How to complete this task
Which lines of the records contain the word "object"? Copy each one.

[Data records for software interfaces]
%%

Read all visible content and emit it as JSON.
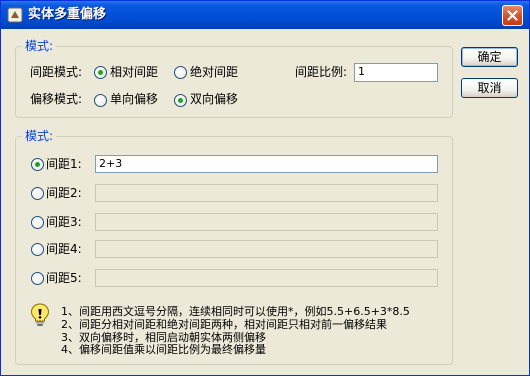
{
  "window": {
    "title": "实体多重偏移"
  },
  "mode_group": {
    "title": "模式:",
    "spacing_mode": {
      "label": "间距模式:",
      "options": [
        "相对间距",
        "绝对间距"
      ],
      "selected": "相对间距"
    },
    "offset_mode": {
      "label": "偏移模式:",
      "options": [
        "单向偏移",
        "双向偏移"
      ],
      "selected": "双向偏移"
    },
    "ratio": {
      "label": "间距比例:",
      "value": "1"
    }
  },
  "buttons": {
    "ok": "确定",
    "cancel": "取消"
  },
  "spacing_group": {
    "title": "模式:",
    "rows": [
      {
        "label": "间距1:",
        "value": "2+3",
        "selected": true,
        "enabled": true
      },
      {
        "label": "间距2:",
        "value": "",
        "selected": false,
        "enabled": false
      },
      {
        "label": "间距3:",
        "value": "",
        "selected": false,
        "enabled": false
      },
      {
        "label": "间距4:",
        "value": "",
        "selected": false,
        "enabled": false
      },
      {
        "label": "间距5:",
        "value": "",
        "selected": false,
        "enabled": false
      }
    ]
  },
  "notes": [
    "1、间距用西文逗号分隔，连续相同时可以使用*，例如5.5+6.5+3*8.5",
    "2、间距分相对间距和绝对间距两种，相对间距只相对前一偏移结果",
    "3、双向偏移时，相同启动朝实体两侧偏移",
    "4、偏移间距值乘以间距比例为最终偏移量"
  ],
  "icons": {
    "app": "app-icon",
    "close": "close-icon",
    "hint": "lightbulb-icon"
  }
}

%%
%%

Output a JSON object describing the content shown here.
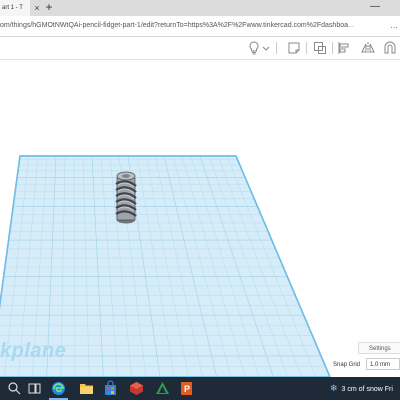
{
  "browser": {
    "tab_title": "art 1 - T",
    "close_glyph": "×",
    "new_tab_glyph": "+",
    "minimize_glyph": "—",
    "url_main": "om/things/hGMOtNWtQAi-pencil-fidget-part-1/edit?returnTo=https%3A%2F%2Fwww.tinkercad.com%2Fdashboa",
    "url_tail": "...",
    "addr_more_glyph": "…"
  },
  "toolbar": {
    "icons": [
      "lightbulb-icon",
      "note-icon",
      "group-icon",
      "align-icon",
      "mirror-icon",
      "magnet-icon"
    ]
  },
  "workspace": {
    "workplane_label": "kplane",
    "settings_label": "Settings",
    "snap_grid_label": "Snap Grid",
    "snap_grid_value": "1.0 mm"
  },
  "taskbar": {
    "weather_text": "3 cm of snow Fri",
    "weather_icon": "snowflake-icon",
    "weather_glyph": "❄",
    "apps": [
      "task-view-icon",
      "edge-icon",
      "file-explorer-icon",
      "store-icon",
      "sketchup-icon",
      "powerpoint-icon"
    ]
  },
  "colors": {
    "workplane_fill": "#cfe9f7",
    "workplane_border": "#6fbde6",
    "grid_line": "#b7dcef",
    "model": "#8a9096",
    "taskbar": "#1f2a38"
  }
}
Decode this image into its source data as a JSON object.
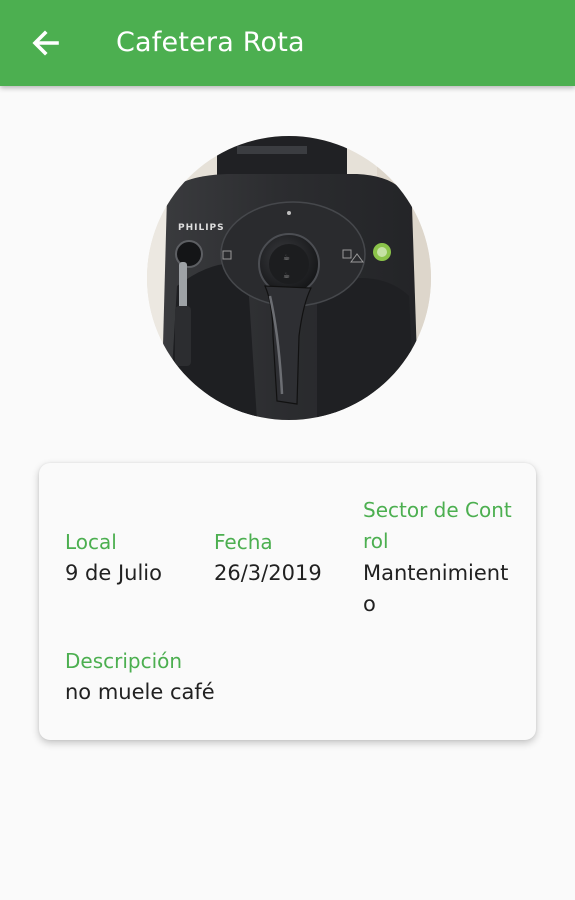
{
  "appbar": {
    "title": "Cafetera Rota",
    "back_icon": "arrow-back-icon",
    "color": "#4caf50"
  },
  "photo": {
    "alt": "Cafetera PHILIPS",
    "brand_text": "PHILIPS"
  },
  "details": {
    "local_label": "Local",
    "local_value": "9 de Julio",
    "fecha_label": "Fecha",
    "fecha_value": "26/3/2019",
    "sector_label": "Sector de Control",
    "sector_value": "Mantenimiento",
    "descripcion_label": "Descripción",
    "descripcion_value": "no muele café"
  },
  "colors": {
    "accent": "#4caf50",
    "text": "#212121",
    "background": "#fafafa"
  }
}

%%
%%

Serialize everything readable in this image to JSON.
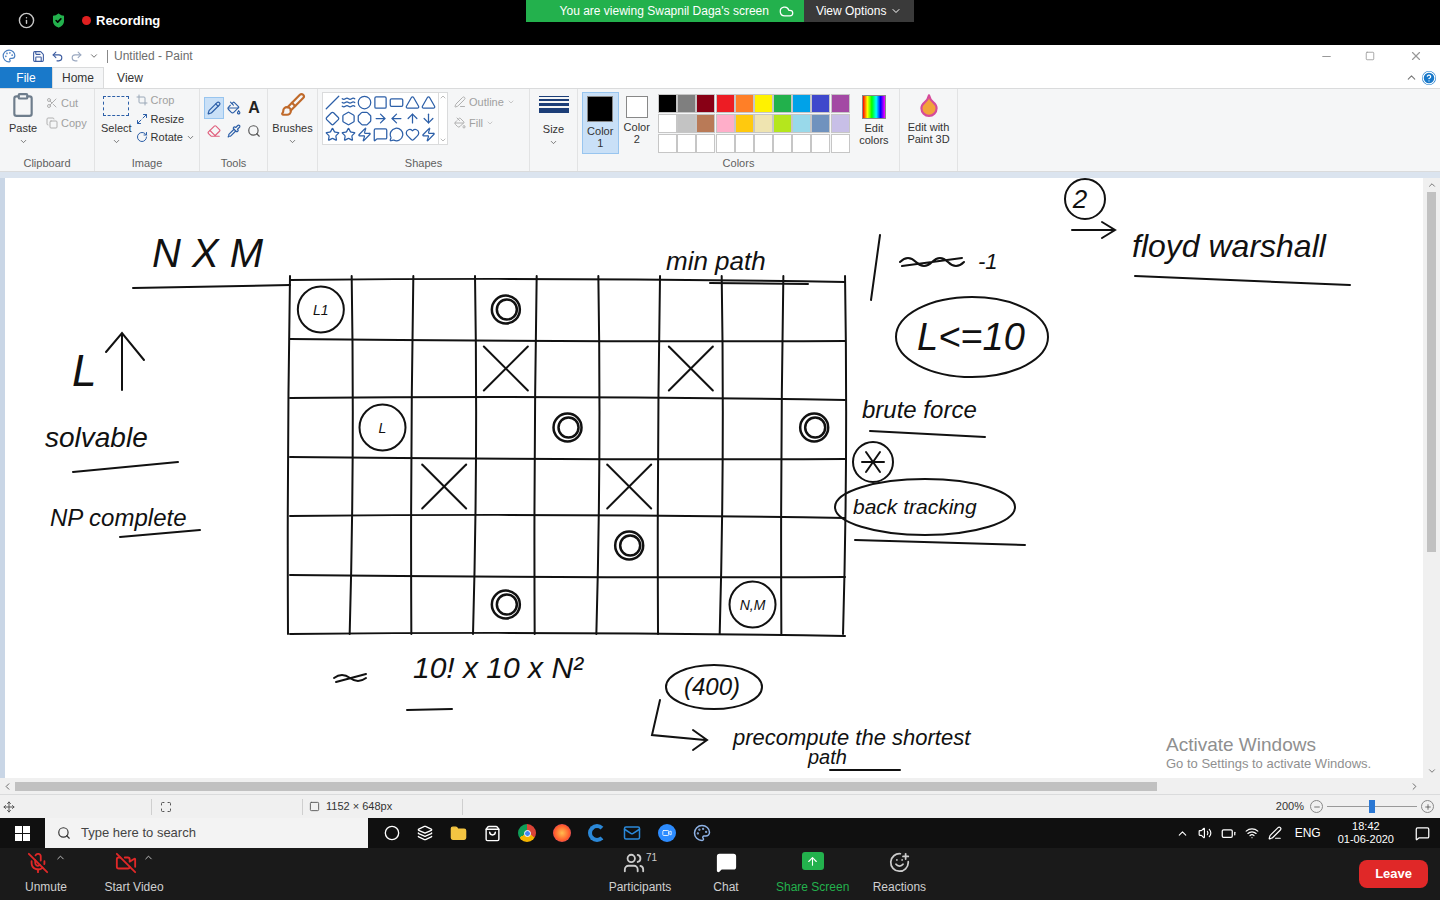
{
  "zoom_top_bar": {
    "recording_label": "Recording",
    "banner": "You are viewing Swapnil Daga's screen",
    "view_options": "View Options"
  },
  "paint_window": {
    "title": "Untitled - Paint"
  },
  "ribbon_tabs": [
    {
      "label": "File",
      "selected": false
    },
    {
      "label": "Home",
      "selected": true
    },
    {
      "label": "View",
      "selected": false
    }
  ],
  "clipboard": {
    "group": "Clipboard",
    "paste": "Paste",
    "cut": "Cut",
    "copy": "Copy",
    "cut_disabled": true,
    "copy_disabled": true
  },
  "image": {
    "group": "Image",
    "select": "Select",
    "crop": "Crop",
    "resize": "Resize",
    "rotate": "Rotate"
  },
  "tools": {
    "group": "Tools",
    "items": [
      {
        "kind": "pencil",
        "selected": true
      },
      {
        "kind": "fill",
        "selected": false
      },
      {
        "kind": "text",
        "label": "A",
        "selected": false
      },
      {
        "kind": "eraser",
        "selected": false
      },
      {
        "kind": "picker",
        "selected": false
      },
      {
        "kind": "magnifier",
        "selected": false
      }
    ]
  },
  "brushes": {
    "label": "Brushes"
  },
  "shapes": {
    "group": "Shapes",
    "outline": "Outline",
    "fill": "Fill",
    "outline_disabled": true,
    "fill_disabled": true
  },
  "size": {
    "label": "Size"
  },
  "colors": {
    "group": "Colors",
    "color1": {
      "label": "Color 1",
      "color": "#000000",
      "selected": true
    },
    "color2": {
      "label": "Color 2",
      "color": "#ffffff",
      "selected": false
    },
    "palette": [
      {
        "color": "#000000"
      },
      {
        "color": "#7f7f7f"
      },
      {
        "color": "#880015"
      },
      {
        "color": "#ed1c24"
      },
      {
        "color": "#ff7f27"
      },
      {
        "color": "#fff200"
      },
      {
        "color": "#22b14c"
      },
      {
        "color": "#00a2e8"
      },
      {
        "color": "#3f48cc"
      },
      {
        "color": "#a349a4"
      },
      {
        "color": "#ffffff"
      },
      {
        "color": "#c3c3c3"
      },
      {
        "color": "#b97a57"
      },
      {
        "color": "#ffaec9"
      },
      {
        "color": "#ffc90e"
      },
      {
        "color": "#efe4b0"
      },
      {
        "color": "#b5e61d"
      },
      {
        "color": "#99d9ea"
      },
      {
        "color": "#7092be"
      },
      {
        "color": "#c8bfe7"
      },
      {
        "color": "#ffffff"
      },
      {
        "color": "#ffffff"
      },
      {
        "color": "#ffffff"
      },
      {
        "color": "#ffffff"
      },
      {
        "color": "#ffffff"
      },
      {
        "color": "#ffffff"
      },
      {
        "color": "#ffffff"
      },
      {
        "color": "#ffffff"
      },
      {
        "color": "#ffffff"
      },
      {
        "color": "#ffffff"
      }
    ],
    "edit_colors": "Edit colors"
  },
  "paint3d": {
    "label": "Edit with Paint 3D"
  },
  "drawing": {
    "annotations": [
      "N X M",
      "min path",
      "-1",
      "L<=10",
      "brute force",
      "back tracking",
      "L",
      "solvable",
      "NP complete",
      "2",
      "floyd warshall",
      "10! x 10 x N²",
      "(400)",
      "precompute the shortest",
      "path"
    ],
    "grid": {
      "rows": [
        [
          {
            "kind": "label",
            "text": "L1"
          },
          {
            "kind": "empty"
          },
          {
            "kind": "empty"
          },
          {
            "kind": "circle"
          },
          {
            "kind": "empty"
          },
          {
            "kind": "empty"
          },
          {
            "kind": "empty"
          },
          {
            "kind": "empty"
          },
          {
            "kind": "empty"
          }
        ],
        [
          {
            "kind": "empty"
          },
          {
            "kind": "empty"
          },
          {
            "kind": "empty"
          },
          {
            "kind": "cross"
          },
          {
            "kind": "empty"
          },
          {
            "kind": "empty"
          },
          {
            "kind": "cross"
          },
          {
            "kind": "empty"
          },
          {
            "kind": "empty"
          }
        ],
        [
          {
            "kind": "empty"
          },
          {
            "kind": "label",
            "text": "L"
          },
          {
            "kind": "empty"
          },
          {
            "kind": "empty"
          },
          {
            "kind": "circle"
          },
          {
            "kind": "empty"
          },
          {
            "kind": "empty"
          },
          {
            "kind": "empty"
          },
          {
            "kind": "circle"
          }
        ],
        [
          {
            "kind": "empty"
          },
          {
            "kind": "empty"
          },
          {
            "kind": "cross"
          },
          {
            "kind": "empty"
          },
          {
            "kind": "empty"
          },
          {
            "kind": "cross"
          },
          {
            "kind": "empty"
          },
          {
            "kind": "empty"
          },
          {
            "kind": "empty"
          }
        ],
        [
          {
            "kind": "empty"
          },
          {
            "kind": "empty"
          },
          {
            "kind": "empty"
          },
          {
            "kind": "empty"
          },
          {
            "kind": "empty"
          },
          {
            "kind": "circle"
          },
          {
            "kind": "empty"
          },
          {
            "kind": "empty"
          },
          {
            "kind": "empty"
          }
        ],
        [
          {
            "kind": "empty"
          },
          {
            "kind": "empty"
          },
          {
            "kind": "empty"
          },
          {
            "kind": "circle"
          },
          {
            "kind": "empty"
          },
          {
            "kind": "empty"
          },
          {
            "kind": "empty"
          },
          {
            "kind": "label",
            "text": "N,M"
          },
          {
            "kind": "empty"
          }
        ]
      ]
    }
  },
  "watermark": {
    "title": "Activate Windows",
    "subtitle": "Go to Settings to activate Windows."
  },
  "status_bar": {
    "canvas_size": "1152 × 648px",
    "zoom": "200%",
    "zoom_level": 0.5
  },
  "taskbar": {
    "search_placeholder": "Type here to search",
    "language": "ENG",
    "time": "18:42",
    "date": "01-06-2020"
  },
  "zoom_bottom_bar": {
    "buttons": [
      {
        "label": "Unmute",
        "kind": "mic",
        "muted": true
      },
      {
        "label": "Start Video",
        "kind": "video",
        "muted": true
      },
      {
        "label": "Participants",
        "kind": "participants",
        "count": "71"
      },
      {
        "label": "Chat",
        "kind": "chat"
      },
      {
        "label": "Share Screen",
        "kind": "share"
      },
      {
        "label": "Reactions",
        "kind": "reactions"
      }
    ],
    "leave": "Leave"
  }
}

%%

Answer box
Output a JSON object describing the content shown here.
Decode this image into its source data as a JSON object.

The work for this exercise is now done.